According to reports, Schnatter “used the N-word” when asked how he would distance himself from racist groups online. Schnatter allegedly responded: “Colonel Sanders called blacks [racial slur],” and then complained about Sanders not facing the same kind of public outcry. He admitted the comments, but said he wasn’t racist, and “would never use that word, and Papa John’s doesn’t use that word.” Schnatter also expressed regret about resigning as chairman. The company has tried to remove itself from its founder by removing him from marketing, even changing imagery, and also evicting Schnatter from its company headquarters in Louisville, Kentucky. Schnatter has no plans to disappear, though.
“I built this company from the ground up and am still its largest shareholder. Results under my leadership demonstrate that I know what works and what doesn’t work for this company,” he said in the statement. “Indeed, history shows that the company performs better with me involved, and it declines when I step away. I have little doubt that the company’s financial performance will continue to deteriorate under the current CEO and board of directors. I am not going away and will continue to fight to do what’s best for the company and its employees, franchisees, shareholders, and customers.”
What the future holds
What does Papa John’s do now? There’s just no other way to position it—2018 is going to be a challenging one for the 5,247-unit chain.
This includes “a number of store closures in the U.S.,” CFO Joe Smith, who came on board in April, said in the call. Papa John’s isn’t sure how many restaurants it will shutter this year, but said it is doing everything it can to mitigate the closures and is forecasting more than 350 global openings for the year, mostly in international markets. Ritchie added that Papa John’s sees the setback as a temporary issue, “and then we can really start to move the brand forward back in 2019 and beyond.”
Papa John’s is targeting the fourth quarter to aggressively roll out a new advertising and marketing campaign. It tapped Hollywood powerhouse Endeavor Global Marketing as its new ad agency and promoted Victoria Russell to a newly created role of Chief of Diversity and Inclusion. Papa John’s also hired Nimbus in June as its first multicultural agency.
“Our work to drive new branding and marketing campaigns that differentiate Papa John's and refocus us on our value proposition is more important now than ever as we try to reestablish trust with our customers. Moving forward, these efforts will take into account what consumers, in particular millennials and Gen Z consumers expect from a business, including their expectations that companies have an active role in making the world a better place,” Ritchie said.
As Ritchie mentioned, Papa John’s is taking this opportunity to shine a new light on value.
“We know the importance value plays as part of our calendar and menu strategy. During the second quarter we offered a $12.99 bundle. While this had potential, it was clear that promotions alone are not going to reinvigorate trust in our brand given the broader sentiment issues,” he said.
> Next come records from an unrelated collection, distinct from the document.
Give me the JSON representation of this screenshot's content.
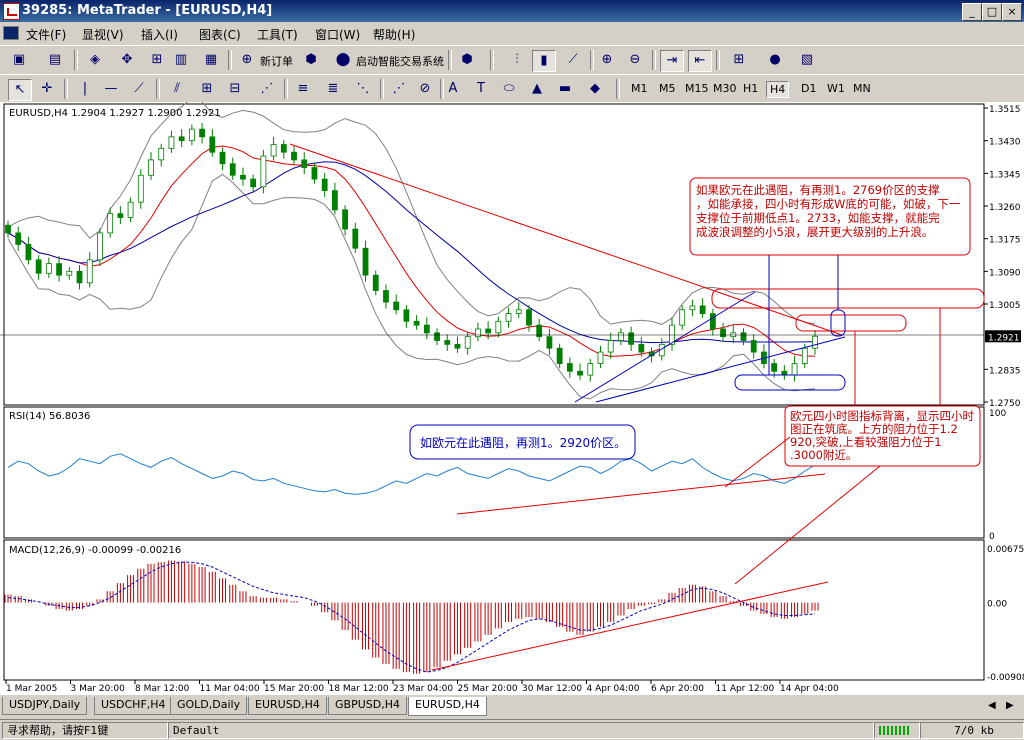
{
  "window": {
    "title": "39285: MetaTrader - [EURUSD,H4]"
  },
  "menu": [
    "文件(F)",
    "显视(V)",
    "插入(I)",
    "图表(C)",
    "工具(T)",
    "窗口(W)",
    "帮助(H)"
  ],
  "toolbar1": {
    "new_order": "新订单",
    "expert": "启动智能交易系统"
  },
  "toolbar2": {
    "text_tool": "A",
    "label_tool": "T",
    "timeframes": [
      "M1",
      "M5",
      "M15",
      "M30",
      "H1",
      "H4",
      "D1",
      "W1",
      "MN"
    ],
    "active_timeframe": "H4"
  },
  "chart_data": [
    {
      "type": "candlestick",
      "panel": "main",
      "header": "EURUSD,H4  1.2904 1.2927 1.2900 1.2921",
      "symbol": "EURUSD",
      "timeframe": "H4",
      "ohlc": {
        "open": 1.2904,
        "high": 1.2927,
        "low": 1.29,
        "close": 1.2921
      },
      "price_labels": [
        "1.3515",
        "1.3430",
        "1.3345",
        "1.3260",
        "1.3175",
        "1.3090",
        "1.3005",
        "1.2921",
        "1.2835",
        "1.2750"
      ],
      "ylim": [
        1.275,
        1.3515
      ],
      "current_price": "1.2921",
      "x_labels": [
        "1 Mar 2005",
        "3 Mar 20:00",
        "8 Mar 12:00",
        "11 Mar 04:00",
        "15 Mar 20:00",
        "18 Mar 12:00",
        "23 Mar 04:00",
        "25 Mar 20:00",
        "30 Mar 12:00",
        "4 Apr 04:00",
        "6 Apr 20:00",
        "11 Apr 12:00",
        "14 Apr 04:00"
      ],
      "close_series": [
        1.319,
        1.316,
        1.312,
        1.3085,
        1.311,
        1.308,
        1.309,
        1.306,
        1.312,
        1.319,
        1.324,
        1.323,
        1.327,
        1.334,
        1.338,
        1.341,
        1.344,
        1.343,
        1.346,
        1.344,
        1.34,
        1.337,
        1.334,
        1.333,
        1.331,
        1.339,
        1.342,
        1.34,
        1.338,
        1.336,
        1.333,
        1.33,
        1.325,
        1.32,
        1.315,
        1.308,
        1.304,
        1.301,
        1.299,
        1.296,
        1.295,
        1.293,
        1.291,
        1.29,
        1.289,
        1.292,
        1.294,
        1.293,
        1.296,
        1.298,
        1.299,
        1.295,
        1.292,
        1.289,
        1.285,
        1.283,
        1.282,
        1.285,
        1.288,
        1.291,
        1.293,
        1.29,
        1.288,
        1.287,
        1.29,
        1.295,
        1.299,
        1.3,
        1.298,
        1.294,
        1.292,
        1.293,
        1.291,
        1.288,
        1.285,
        1.283,
        1.282,
        1.285,
        1.289,
        1.2921
      ]
    },
    {
      "type": "line",
      "panel": "rsi",
      "header": "RSI(14) 56.8036",
      "ylim": [
        0,
        100
      ],
      "y_labels": [
        "100",
        "0"
      ],
      "values": [
        55,
        60,
        58,
        52,
        48,
        50,
        55,
        62,
        60,
        58,
        64,
        66,
        62,
        58,
        55,
        60,
        63,
        58,
        54,
        50,
        46,
        48,
        52,
        50,
        45,
        44,
        46,
        42,
        40,
        38,
        36,
        35,
        37,
        34,
        33,
        34,
        36,
        40,
        44,
        42,
        46,
        50,
        48,
        52,
        55,
        50,
        48,
        46,
        50,
        54,
        52,
        48,
        46,
        44,
        48,
        52,
        56,
        55,
        50,
        54,
        60,
        62,
        58,
        52,
        56,
        60,
        58,
        62,
        55,
        50,
        46,
        44,
        46,
        50,
        48,
        44,
        42,
        46,
        52,
        56.8
      ]
    },
    {
      "type": "bar",
      "panel": "macd",
      "header": "MACD(12,26,9) -0.00099 -0.00216",
      "ylim": [
        -0.00908,
        0.00675
      ],
      "y_labels": [
        "0.00675",
        "0.00",
        "-0.00908"
      ],
      "histogram": [
        0.001,
        0.0008,
        0.0004,
        0.0,
        -0.0004,
        -0.0008,
        -0.001,
        -0.0008,
        -0.0004,
        0.0004,
        0.0014,
        0.0024,
        0.0034,
        0.0042,
        0.0048,
        0.005,
        0.0052,
        0.0051,
        0.0048,
        0.0044,
        0.0038,
        0.003,
        0.0022,
        0.0014,
        0.0008,
        0.0006,
        0.0006,
        0.0004,
        0.0002,
        0.0,
        -0.0004,
        -0.0012,
        -0.0022,
        -0.0034,
        -0.0046,
        -0.0058,
        -0.0068,
        -0.0076,
        -0.0082,
        -0.0086,
        -0.0088,
        -0.0086,
        -0.008,
        -0.0072,
        -0.0064,
        -0.0056,
        -0.0048,
        -0.004,
        -0.0032,
        -0.0024,
        -0.002,
        -0.0018,
        -0.002,
        -0.0024,
        -0.003,
        -0.0036,
        -0.004,
        -0.0036,
        -0.003,
        -0.0024,
        -0.0016,
        -0.0008,
        -0.0004,
        -0.0002,
        0.0004,
        0.0012,
        0.0018,
        0.0022,
        0.002,
        0.0014,
        0.0008,
        0.0002,
        -0.0004,
        -0.001,
        -0.0014,
        -0.0018,
        -0.002,
        -0.0018,
        -0.0014,
        -0.001
      ],
      "signal": [
        0.0006,
        0.0005,
        0.0003,
        0.0001,
        -0.0002,
        -0.0004,
        -0.0006,
        -0.0006,
        -0.0004,
        0.0,
        0.0006,
        0.0014,
        0.0022,
        0.003,
        0.0038,
        0.0044,
        0.0048,
        0.005,
        0.005,
        0.0048,
        0.0044,
        0.0038,
        0.0032,
        0.0026,
        0.002,
        0.0016,
        0.0012,
        0.001,
        0.0008,
        0.0006,
        0.0002,
        -0.0004,
        -0.0012,
        -0.002,
        -0.003,
        -0.004,
        -0.005,
        -0.006,
        -0.0068,
        -0.0076,
        -0.0082,
        -0.0086,
        -0.0084,
        -0.008,
        -0.0074,
        -0.0066,
        -0.0058,
        -0.005,
        -0.0042,
        -0.0034,
        -0.0028,
        -0.0022,
        -0.002,
        -0.0022,
        -0.0026,
        -0.003,
        -0.0034,
        -0.0034,
        -0.0032,
        -0.0028,
        -0.0022,
        -0.0016,
        -0.001,
        -0.0006,
        -0.0002,
        0.0004,
        0.001,
        0.0016,
        0.0018,
        0.0016,
        0.0012,
        0.0006,
        0.0,
        -0.0006,
        -0.001,
        -0.0014,
        -0.0016,
        -0.0016,
        -0.0015,
        -0.0014
      ]
    }
  ],
  "annotations": {
    "top_right": "如果欧元在此遇阻，有再测1。2769价区的支撑，如能承接，四小时有形成W底的可能，如破，下一支撑位于前期低点1。2733，如能支撑，就能完成波浪调整的小5浪，展开更大级别的上升浪。",
    "blue_box": "如欧元在此遇阻，再测1。2920价区。",
    "red_box": "欧元四小时图指标背离，显示四小时图正在筑底。上方的阻力位于1.2920,突破,上看较强阻力位于1.3000附近。"
  },
  "tabs": [
    "USDJPY,Daily",
    "USDCHF,H4",
    "GOLD,Daily",
    "EURUSD,H4",
    "GBPUSD,H4",
    "EURUSD,H4"
  ],
  "status": {
    "help": "寻求帮助，请按F1键",
    "profile": "Default",
    "traffic": "7/0 kb"
  },
  "colors": {
    "bull": "#008000",
    "bear": "#008000",
    "ma_fast": "#e00000",
    "ma_slow": "#0000a0",
    "bands": "#808080",
    "rsi": "#1e7fd0",
    "macd_hist": "#c00000",
    "trend_red": "#e00000",
    "trend_blue": "#0000c0"
  }
}
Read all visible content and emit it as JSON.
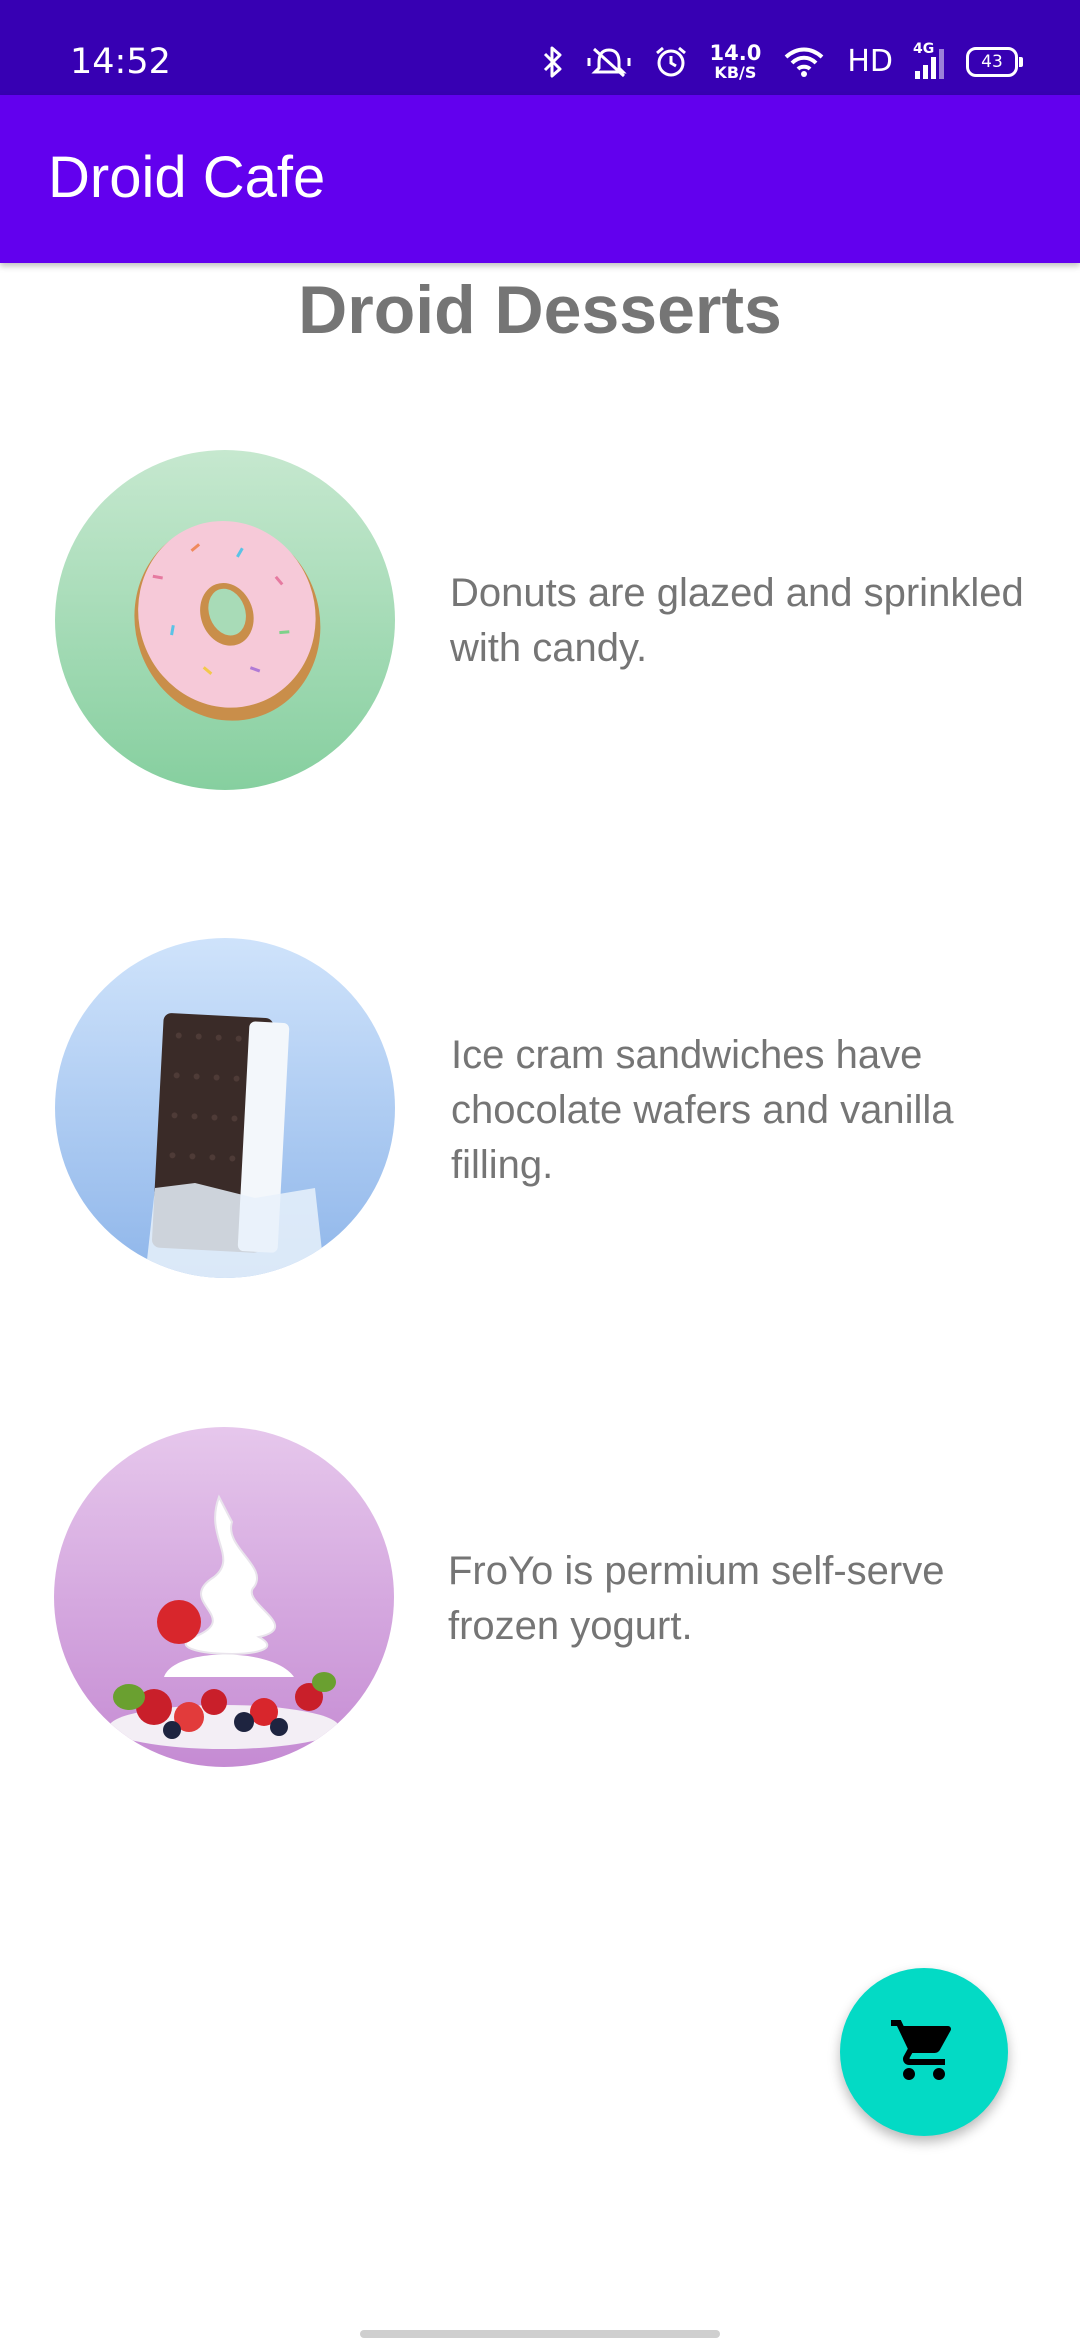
{
  "status_bar": {
    "time": "14:52",
    "network_speed_value": "14.0",
    "network_speed_unit": "KB/S",
    "hd_label": "HD",
    "network_type": "4G",
    "battery_level": "43",
    "icons": [
      "bluetooth-icon",
      "vibrate-icon",
      "alarm-icon",
      "wifi-icon",
      "signal-icon",
      "battery-icon"
    ]
  },
  "app_bar": {
    "title": "Droid Cafe"
  },
  "main": {
    "heading": "Droid Desserts",
    "items": [
      {
        "name": "donut",
        "description": "Donuts are glazed and sprinkled with candy."
      },
      {
        "name": "ice-cream-sandwich",
        "description": "Ice cram sandwiches have chocolate wafers and vanilla filling."
      },
      {
        "name": "froyo",
        "description": "FroYo is permium self-serve frozen yogurt."
      }
    ]
  },
  "fab": {
    "icon": "shopping-cart-icon"
  },
  "colors": {
    "status_bar": "#3700B3",
    "app_bar": "#6200EE",
    "fab": "#03DAC5",
    "text_secondary": "#757575"
  }
}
“That being said, accessible value does have an important role to play,” Ritchie added. “And as we implement our brand relaunch, you should also expect to see value offerings. Knowing value can come through choice, variety, bundles, limited time offers and other options, we are focusing our efforts on building an arsenal of well tested proven products and offers that we believe will gain broad support from our franchisees.
Papa John’s said it recently completed a pricing study that evaluated each restaurant in its U.S. system to help with appropriate pricing by market.
Additionally, the chain is making progress on the tech front. It launched an API (application program interface) that allows it to leverage a new preferred national partnership with DoorDash and voice ordering by Amazon Alexa.
Ritchie said the deal would help Papa John’s deliver in some outlying rural areas and suburban developments outside its delivery zones. “More than 1,000 restaurants in hundreds of cities across the United States will soon be able to expand their delivery areas utilizing DoorDash technology to serve communities that would have otherwise been excluded,” he said.
Ritchie said Papa John’s is doing all it can to ease the burden for operators during this downswing. It employed third-party efficiency experts to review the potential for improvements within its restaurants. The experts are also conducting time and motion studies to “directly supplement the work we are doing within our restaurant design of the future.”
Ritchie said he’s traveled the country talking with franchisees and seeking input from operators. He said some aid could come in short-term royalty reductions, reimbursement for certain costs related to individual restaurant’s décor, and other assistance.
“Our franchisees live in the same communities in which they operate and the Papa John's leadership team is committed to supporting them and to helping them rebuild trust in our brand in their communities,” Ritchie said.
“We're very confident that this is a new day for the Papa John's brand,” he added later in the call. “And frankly, an opportunity as we work through these sentiment challenges to leapfrog within the category and frankly the industry to do something that is uniquely different than anything we've ever done before.”